Holy Trinity Church in Long Melford launches £500,000 community fundraising drive to finance historic stained glass restoration
A campaign to preserve a 15th century church’s rare stained glass collection for future generations is set to begin later this month, when it kicks off a £500,000 community fundraising drive.
Holy Trinity Church in Long Melford will formally launch its Medieval Stained Glass Fund at a private event on January 31, to support a long-term ambition to restore eight unique windows that survived the vandalism suffered by the church during the Reformation and Civil War.
The first of these windows, which have deteriorated due to centuries of corrosion and grime build-up, has been restored, thanks to a financial bequest from descendants of John Clopton, a local wool tycoon who was the principal funder when the church was built in the 1400s.
The bequest will cover one more window, but, with the restoration of the entire set estimated at £800,000, the church is now looking to build public support to meet the project’s remaining cost.
The Rev Matthew Lawson, rector of Long Melford, said: “Visitors come from far and wide to admire the beauty and craftsmanship of our medieval stained glass.
“I’m delighted that we can now start displaying it to its full potential for the first time in hundreds of years, with the aid of this generous legacy.

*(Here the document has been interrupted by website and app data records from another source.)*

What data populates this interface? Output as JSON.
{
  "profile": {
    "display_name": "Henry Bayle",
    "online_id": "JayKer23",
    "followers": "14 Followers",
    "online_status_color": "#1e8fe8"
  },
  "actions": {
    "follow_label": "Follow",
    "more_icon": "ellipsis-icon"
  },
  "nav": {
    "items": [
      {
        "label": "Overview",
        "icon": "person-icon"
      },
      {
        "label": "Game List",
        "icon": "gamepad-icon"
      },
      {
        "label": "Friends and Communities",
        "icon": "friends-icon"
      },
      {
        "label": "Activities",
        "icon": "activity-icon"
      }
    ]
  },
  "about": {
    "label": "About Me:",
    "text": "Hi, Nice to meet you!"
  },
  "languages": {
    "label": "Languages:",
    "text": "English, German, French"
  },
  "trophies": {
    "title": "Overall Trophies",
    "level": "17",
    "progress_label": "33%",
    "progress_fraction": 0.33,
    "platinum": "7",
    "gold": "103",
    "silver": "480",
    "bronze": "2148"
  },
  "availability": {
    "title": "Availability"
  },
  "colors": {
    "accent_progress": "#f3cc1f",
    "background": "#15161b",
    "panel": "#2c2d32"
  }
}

“As handsome as the bequest was, it is not enough to cover the full restoration project, but we hope that a grass-roots fundraising drive will raise the profile of the glass, both locally and further afield, to make us all the more appreciative of this national treasure.”

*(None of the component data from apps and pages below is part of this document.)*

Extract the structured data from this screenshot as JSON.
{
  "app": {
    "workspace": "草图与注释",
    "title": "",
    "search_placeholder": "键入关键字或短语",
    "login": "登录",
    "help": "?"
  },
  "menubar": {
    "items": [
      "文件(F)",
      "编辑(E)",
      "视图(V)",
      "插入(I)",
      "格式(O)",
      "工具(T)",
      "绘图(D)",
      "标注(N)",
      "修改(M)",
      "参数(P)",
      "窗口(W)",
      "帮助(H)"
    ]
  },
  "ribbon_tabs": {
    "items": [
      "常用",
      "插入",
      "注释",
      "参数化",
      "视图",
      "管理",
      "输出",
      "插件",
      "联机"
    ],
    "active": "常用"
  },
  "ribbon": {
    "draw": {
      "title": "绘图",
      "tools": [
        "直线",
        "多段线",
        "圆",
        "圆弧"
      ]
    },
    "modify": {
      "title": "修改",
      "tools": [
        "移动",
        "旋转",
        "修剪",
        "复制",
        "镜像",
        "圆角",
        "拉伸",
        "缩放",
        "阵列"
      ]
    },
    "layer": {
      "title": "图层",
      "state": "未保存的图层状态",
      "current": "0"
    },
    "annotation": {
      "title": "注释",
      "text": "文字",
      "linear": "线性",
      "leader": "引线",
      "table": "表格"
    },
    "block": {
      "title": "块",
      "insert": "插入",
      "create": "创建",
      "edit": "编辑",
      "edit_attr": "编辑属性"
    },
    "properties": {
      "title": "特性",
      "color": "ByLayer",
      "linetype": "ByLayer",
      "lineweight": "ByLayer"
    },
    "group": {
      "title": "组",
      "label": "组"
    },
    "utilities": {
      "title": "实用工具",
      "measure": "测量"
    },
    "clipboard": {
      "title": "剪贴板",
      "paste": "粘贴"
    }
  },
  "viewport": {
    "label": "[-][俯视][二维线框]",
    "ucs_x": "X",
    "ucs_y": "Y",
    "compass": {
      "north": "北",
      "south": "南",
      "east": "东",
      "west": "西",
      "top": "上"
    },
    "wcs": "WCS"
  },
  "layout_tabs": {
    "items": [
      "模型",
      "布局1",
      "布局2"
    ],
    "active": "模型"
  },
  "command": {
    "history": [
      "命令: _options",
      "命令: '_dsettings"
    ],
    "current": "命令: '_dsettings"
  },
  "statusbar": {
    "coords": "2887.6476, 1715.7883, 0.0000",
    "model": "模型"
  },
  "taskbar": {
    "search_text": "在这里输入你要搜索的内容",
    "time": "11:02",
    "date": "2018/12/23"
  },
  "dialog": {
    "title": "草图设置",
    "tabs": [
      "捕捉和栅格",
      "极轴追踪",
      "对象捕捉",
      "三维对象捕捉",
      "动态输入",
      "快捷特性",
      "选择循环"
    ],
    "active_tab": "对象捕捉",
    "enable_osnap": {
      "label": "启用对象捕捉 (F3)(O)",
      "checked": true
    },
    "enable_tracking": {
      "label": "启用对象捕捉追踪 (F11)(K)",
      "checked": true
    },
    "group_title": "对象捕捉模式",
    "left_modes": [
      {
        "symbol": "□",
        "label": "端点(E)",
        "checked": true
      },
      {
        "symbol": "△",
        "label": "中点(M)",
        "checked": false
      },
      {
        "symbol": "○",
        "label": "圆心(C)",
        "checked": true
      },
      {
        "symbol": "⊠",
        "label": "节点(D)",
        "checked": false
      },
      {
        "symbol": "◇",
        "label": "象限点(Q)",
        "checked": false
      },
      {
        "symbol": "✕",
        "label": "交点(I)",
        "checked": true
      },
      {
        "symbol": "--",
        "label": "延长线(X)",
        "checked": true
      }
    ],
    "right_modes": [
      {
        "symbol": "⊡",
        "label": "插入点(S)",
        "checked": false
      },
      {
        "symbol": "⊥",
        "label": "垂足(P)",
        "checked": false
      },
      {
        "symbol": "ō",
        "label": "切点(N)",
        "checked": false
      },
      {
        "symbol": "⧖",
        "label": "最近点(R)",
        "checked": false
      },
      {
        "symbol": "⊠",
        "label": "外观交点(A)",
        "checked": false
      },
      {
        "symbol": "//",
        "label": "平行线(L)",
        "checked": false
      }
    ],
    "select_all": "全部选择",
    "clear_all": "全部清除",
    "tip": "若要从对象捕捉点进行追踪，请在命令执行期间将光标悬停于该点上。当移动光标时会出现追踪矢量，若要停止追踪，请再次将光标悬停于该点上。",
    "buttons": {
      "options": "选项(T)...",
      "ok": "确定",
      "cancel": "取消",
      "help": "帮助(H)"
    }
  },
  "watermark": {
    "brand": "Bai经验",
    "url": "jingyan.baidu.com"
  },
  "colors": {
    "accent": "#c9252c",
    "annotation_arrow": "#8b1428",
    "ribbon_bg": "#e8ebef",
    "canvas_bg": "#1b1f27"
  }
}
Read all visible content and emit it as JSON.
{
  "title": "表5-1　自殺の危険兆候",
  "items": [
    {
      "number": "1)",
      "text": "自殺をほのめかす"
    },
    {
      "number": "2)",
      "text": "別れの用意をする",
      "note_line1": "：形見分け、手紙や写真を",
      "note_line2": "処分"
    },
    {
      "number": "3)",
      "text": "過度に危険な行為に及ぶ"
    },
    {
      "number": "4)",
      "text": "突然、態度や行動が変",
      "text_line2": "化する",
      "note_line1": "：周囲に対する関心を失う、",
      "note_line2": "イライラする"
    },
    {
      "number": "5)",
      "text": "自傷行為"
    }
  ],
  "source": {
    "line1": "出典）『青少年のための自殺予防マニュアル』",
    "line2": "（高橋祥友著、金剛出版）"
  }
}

Currently displayed above the north aisle of the church, the windows have been recognised by historians as extremely rare examples of stained glass, due to the quantity and detail of the artwork.
They primarily depict non-secular images of the donors who helped to finance the church’s construction, as well as friends and family of Mr Clopton.
The fundraising project, once completed, will enable the glass to be sent to Cathedral Studios, glass conservation specialists based at Canterbury Cathedral, to be professionally cleaned and then protected with an additional laminate layer.
It is expected that this work would take approximately five years to complete.
Holy Trinity Church fundraising committee member Simon Edge said the fundraising team is also keen to develop community outreach initiatives, including working with Long Melford Primary School to educate pupils about the church’s history and the people depicted in the stained glass.
“The village has been extremely supportive,” he told the Free Press.
“Everybody in Long Melford is very proud of the church. Some people are church goers and some aren’t, but they all agree that it’s one of our great landmarks.
“This will be a long-term campaign and we’re not expecting to raise the money immediately. But we want to get the project into the general conscience and help people to better understand how important it is.”
Fundraisers are expected to take place in the coming months, including an auction of promises, and the church confirmed it will bid for funding from grant-giving bodies.